§ Work item
All entries below are to be set down again, identical to the source.

================================

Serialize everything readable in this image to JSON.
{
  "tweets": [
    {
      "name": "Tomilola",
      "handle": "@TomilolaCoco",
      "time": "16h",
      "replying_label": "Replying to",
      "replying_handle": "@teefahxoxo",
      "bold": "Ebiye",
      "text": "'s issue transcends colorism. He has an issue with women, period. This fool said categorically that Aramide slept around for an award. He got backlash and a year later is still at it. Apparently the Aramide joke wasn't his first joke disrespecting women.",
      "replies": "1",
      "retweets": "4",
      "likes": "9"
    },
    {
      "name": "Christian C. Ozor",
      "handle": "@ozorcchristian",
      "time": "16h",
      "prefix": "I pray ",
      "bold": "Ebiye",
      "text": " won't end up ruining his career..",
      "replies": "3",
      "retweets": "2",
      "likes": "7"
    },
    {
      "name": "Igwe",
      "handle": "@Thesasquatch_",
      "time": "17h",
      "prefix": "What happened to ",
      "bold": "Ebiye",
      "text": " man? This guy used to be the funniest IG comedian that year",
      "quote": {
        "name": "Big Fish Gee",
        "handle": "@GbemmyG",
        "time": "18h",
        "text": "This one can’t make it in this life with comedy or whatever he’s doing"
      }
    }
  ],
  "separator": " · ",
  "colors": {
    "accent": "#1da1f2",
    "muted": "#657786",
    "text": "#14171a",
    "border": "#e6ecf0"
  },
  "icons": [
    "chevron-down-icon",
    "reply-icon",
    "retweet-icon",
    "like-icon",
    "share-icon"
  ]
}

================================

§ Response area
Serialize everything readable in this image to JSON.
{
  "tweets": [
    {
      "name": "Tomilola",
      "handle": "@TomilolaCoco",
      "time": "16h",
      "replying_label": "Replying to",
      "replying_handle": "@teefahxoxo",
      "bold": "Ebiye",
      "text": "'s issue transcends colorism. He has an issue with women, period. This fool said categorically that Aramide slept around for an award. He got backlash and a year later is still at it. Apparently the Aramide joke wasn't his first joke disrespecting women.",
      "replies": "1",
      "retweets": "4",
      "likes": "9"
    },
    {
      "name": "Christian C. Ozor",
      "handle": "@ozorcchristian",
      "time": "16h",
      "prefix": "I pray ",
      "bold": "Ebiye",
      "text": " won't end up ruining his career..",
      "replies": "3",
      "retweets": "2",
      "likes": "7"
    },
    {
      "name": "Igwe",
      "handle": "@Thesasquatch_",
      "time": "17h",
      "prefix": "What happened to ",
      "bold": "Ebiye",
      "text": " man? This guy used to be the funniest IG comedian that year",
      "quote": {
        "name": "Big Fish Gee",
        "handle": "@GbemmyG",
        "time": "18h",
        "text": "This one can’t make it in this life with comedy or whatever he’s doing"
      }
    }
  ],
  "separator": " · ",
  "colors": {
    "accent": "#1da1f2",
    "muted": "#657786",
    "text": "#14171a",
    "border": "#e6ecf0"
  },
  "icons": [
    "chevron-down-icon",
    "reply-icon",
    "retweet-icon",
    "like-icon",
    "share-icon"
  ]
}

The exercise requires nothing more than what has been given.